Eric Holder, then-President Barack Obama’s attorney general, showed up and gave a speech denouncing . . . you’ll never guess it . . . racism. Holder argued that the U.S.A. has perhaps improved since the 1960s, but that conservatives on the Supreme Court were attempting to use “profoundly flawed” decisions to “weaken the federal government’s voting rights enforcement powers.” He closed by saying that, as in the days of one-hundred-dollar-poll taxes, “Fair and free access to the franchise is still, in some areas, under siege.” Holder also compared today’s scuffles between BLM fighters and city cops to the civil rights movement, drawing applause when he noted that murdered civil rights workers such as Jimmie Lee Jackson were “unarmed Black men.”

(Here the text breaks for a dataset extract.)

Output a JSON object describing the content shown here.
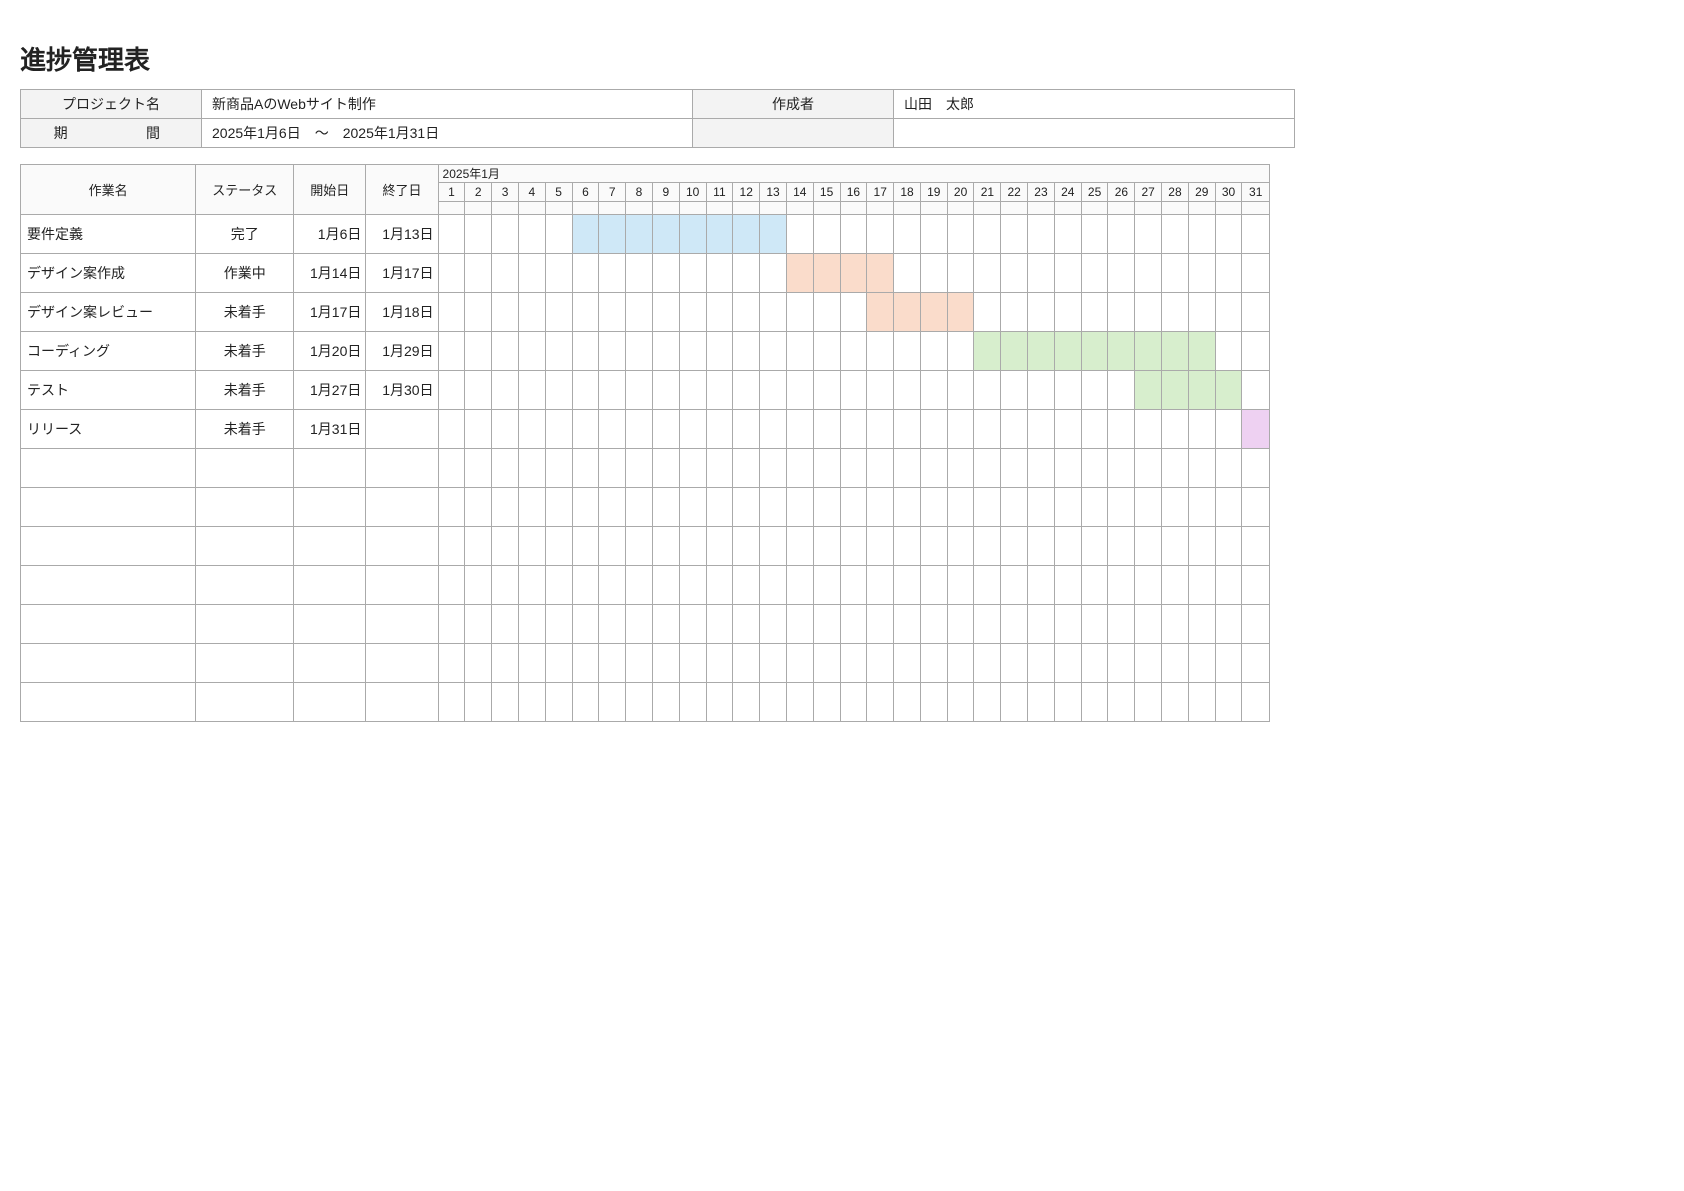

The problem with the idea that racism has declined (“gone underground”) little, if at all, and that the minority problems of today are caused by racism—just as those of the past may have been—is threefold. First, most contemporary Black problems were less serious when racism was much worse. Few Black teenagers had babies out of wedlock in 1960, and almost no middle-class Black men went to jail, although the Black crime rate was still frankly a bit higher than the white crime rate. Second, most of these contemporary problems do not exist today for visibly nonwhite immigrants from Africa, South Asia, and the West Indies, who often outperform both American whites and Blacks. Finally, most of these issues, along with other terrible problems like opiate addiction, do exist for the working-class whites who live alongside poor Blacks. All of this indicates that internal American cultural collapse is the root cause of the problems we as a society face today.